I didn’t even want the dog. My family put an insurmountable amount of pressure on me to say YES. The thing is I’ve never really been a dog person. What made them think that all of a sudden I was going to change?
Our First Dog Experience Was Overwhelming
Even when I was a kid I never asked for a dog. My friends all had pets but I was content with our fish. When my husband (then boyfriend) and I were living together, he really wanted a dog. Okay, I thought, this will give us good practice for when we have kids one day. Our first dog was definitely my dog. She spent her time sitting right by me, sleeping next to me and always being near me. Sure, I loved her but I wasn’t obsessed like some people are. She was a pet to me.
When we had kids, she really resented them and began pooping in their rooms and all over the house. I wasn’t able to give her the attention that she deserved. Her barking was out of control and she was nervous all the time. No one was happy, even her. I came to the decision one day that we needed to find her a better home. Yes, we were her family but we weren’t able to take care of her the way she needed. I had three young children and was overwhelmed by life and began to resent the dog.
Since I wanted the best for her, I researched rescues for loving homes of people looking for our breed of dog. She went to go live on a real farm with other dogs and space where she could run, having the life we couldn’t give her.
Would I Ever Be Ready For Another?
For the next six years, the kids would ask off and on if we can get another dog. As a mom of four young children, I knew I had enough on my plate. There was no way, in good consciousness, that I could bring another dog into our home. It would probably get ignored and I wanted to be able to give my full attention to a dog. Honestly, I wasn’t really excited about it nor did I really want one.
Over time my family kept throwing little hints out here and there about getting a dog. What they didn’t realize is while the family would be getting a dog, I would be responsible for her during the day. The decision came down to me:
- Was I ready to give up my free time yet?
- Did I want to get up in the middle of the night to potty train a puppy?
- Was I prepared to keep an eye on a dog all the time so she didn’t ruin things?
- Who was going to feed, groom, walk her and pick up her poop?

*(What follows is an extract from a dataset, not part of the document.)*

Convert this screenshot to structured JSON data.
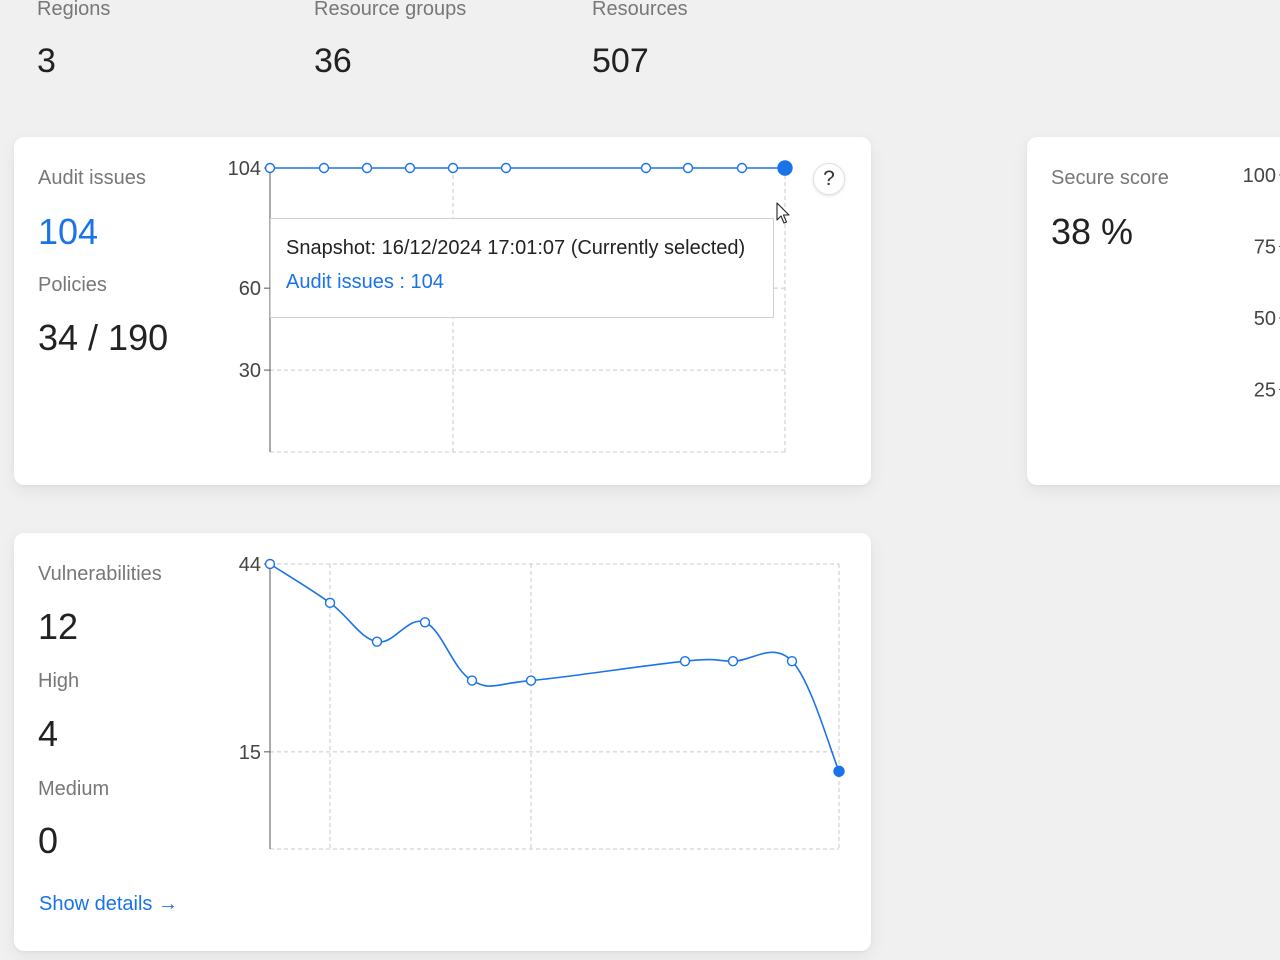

I wasn’t ready for a really long time. The year my youngest started preschool, I was thrilled to finally have a couple mornings a week to myself. For ten years, I had been home taking care of my children with no break. I wanted space to breathe and only be concerned for myself. It was fabulous!
Then It Happened…
They started to wear me down. This past summer, the question surfaced again and I was almost to a place where if we found the right dog, I would cave. The research began and the slew of puppy pictures came at me in rapid fire. I still wasn’t sure.
Then one night, my husband sent me a couple pictures of Australian Shepherds and my heart began to soften. They weren’t on our short list because I was convinced we needed a hypoallergenic dog for the kids’ allergies. This time I wanted to make sure we got a breed that was compatible with our family. Last time, we only went with the cuteness factor. And we see where that got us.
The moment my inbox was flooded with pictures of Aussies, I knew it wouldn’t be long before a new puppy came home with us. The final decision happened overnight and we went from maybe to driving two hours away to pick up our sweet girl.
She Converted Me
While I say I’m not a dog person, ours has shown me otherwise. I really do love her and cherish the gift she is to our family. Our dog has taught me to let go of any selfishness, to love freely and be present in the moment.
Our twice (sometimes thrice) daily walks have completely transformed my life. It is our time to connect with nature and decompress from the day. While we walk, I talk through ideas that pop up in my head. There are no distractions when we are outside because I don’t bring my phone. My only responsibility is to her and be one with my thoughts.
She has taught me to listen to my heart, inviting creativity in again. I’ve worked through many problems that I have that day as we stroll along. I’m pretty sure I look like a crazy woman to outsiders as I talk to myself, but if they heard what I was saying they would understand. It’s my time to hash out new blog posts, create additional streams of income, set goals, and really speak positively to myself.
Our dog gives me the opportunity to stretch both my legs and my mind. Her walks mean more to me than she would ever know. The time we spend together being out in nature allows me not only to connect with her but to reconnect with myself!
Put your oxygen mask on first.
Self care is essential for all parents to make it through the day.
So I’ve created a guide just for you: 7 Steps To Saying Yes to Yourself.